Opening the conference, Google CEO Sundar Pichai reported that there are 2 billion active Android users, 800 million Google Drive users and 500 million Google Photos users.
“In an AI-first world, we are rethinking all our products and applying machine learning and AI to solve user problems,” said Pichai. His keynote speech – which described the importance of using machine learning to improve the capability of our gadgets to process non-text-based information – set the tone for the remainder of the conference.
“Thanks to advances in deep learning, we’re able to make images, photos and videos useful for finding things. Speech and vision are becoming as important to computing as the keyboard.”
Pichai began by presenting Google Lens, which adds context to objects and places seen through a camera, using image recognition and location to provide supplementary information. This could include offering reviews for a restaurant, or naming a species of flower. It could also be used with Google Assistant to translate printed text, such as in a menu.

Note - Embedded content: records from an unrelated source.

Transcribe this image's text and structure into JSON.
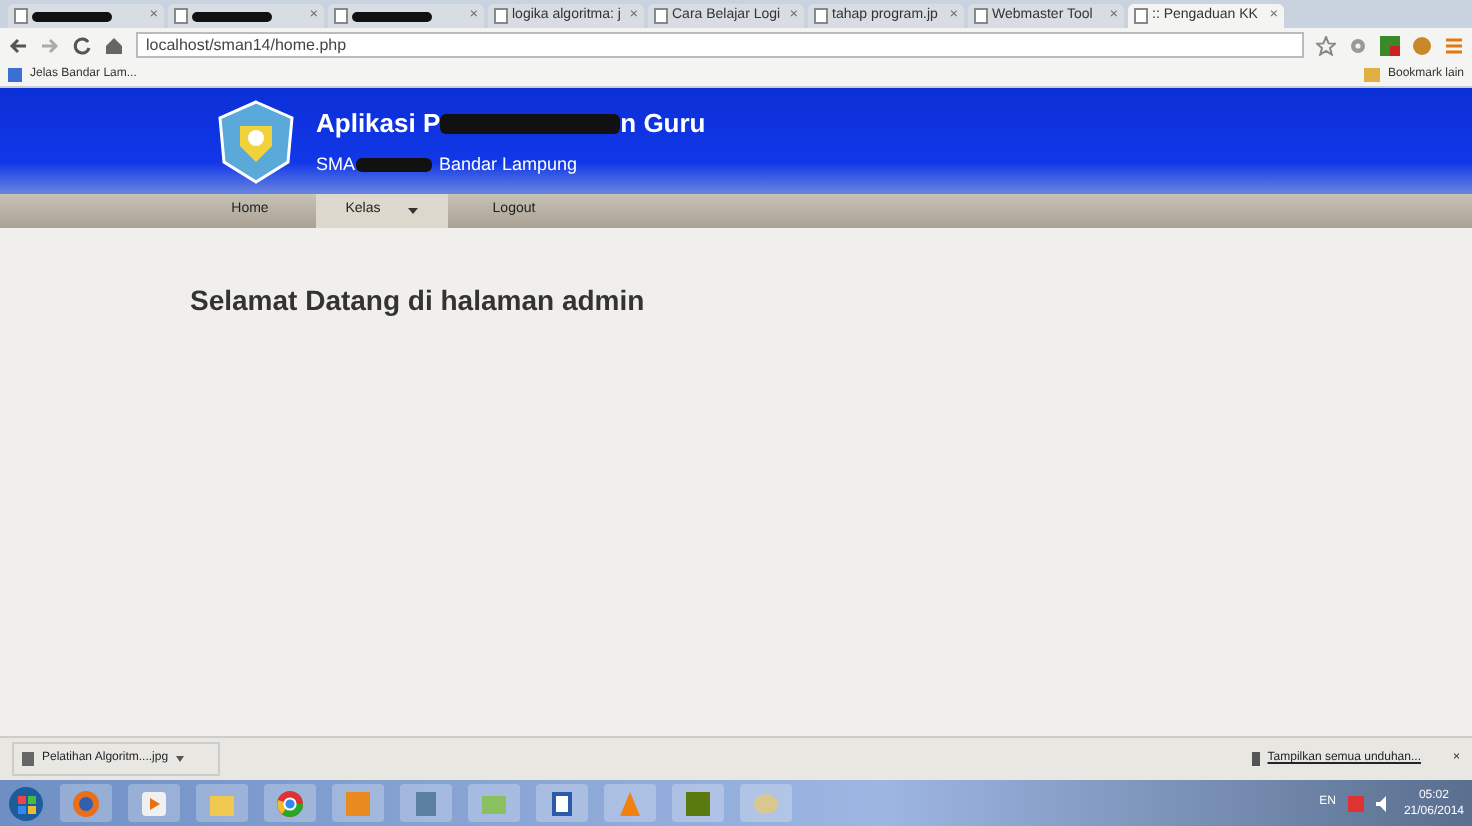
{
  "browser": {
    "tabs": [
      {
        "redacted": true,
        "selected": false
      },
      {
        "redacted": true,
        "selected": false
      },
      {
        "redacted": true,
        "selected": false
      },
      {
        "label": "logika algoritma: j",
        "redacted": false,
        "selected": false
      },
      {
        "label": "Cara Belajar Logi",
        "redacted": false,
        "selected": false
      },
      {
        "label": "tahap program.jp",
        "redacted": false,
        "selected": false
      },
      {
        "label": "Webmaster Tool",
        "redacted": false,
        "selected": false
      },
      {
        "label": ":: Pengaduan KK",
        "redacted": false,
        "selected": true
      }
    ],
    "close_glyph": "×",
    "address": "localhost/sman14/home.php",
    "bookmarks": [
      {
        "label": "Jelas Bandar Lam..."
      }
    ],
    "other_bookmarks": "Bookmark lain"
  },
  "header": {
    "title_start": "Aplikasi P",
    "title_end": "n Guru",
    "subtitle_start": "SMA",
    "subtitle_end": "Bandar Lampung"
  },
  "nav": [
    {
      "label": "Home",
      "dropdown": false,
      "selected": false
    },
    {
      "label": "Kelas",
      "dropdown": true,
      "selected": true
    },
    {
      "label": "Logout",
      "dropdown": false,
      "selected": false
    }
  ],
  "content": {
    "heading": "Selamat Datang di halaman admin"
  },
  "download_bar": {
    "file": "Pelatihan Algoritm....jpg",
    "show_all": "Tampilkan semua unduhan...",
    "close": "×"
  },
  "taskbar": {
    "apps": [
      {
        "kind": "firefox"
      },
      {
        "kind": "media"
      },
      {
        "kind": "folder"
      },
      {
        "kind": "chrome"
      },
      {
        "kind": "orange"
      },
      {
        "kind": "notepad"
      },
      {
        "kind": "photos"
      },
      {
        "kind": "word"
      },
      {
        "kind": "vlc"
      },
      {
        "kind": "dw"
      },
      {
        "kind": "paint"
      }
    ],
    "lang": "EN",
    "time": "05:02",
    "date": "21/06/2014"
  }
}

The Google Photos app will have new features, such as using facial recognition to suggest which photos should be shared with your contacts, more editing abilities (such as removing obstructions from a picture) and compiling printed photo albums which can be sent to your door.
Clay Bavor, head of VR at Google, previewed a standalone VR headset, which does not require a phone, computer or cables. “The whole device is designed just for VR,” he said. Google is collaborating with HTC, Qualcomm and Lenovo on the product. The company also announced that Samsung and LG would add capabilities to their newest smartphone models such that they will be compatible with Daydream, Google’s smartphone VR headset.
Google Home will be compatible with Spotify and other streaming services, and will begin prompting users to take actions – such as leaving home early – based on live data about the traffic, weather, flights and other things.
The company announced some of the details of its next operating system, Android O, including enhanced security, longer battery life, more control over notifications and data usage, and the ability to copy and paste across devices. Android O (likely to be named ‘Oreo’) has no official launch date.
Google representatives also presented Android Go, a stripped-down version of its mobile operating system for cheap phones with less than 1GB of memory, which is intended for users in developing countries.
Among other new tools, features and hardware, Google revealed that Gmail will begin suggesting ‘smart replies’ to emails, that Google Assistant will interact in new languages including German and Korean, and a new form of AR called Virtual Positioning Service (VPS) which is intended to help users navigate indoors, much as GPS helps navigate outdoors.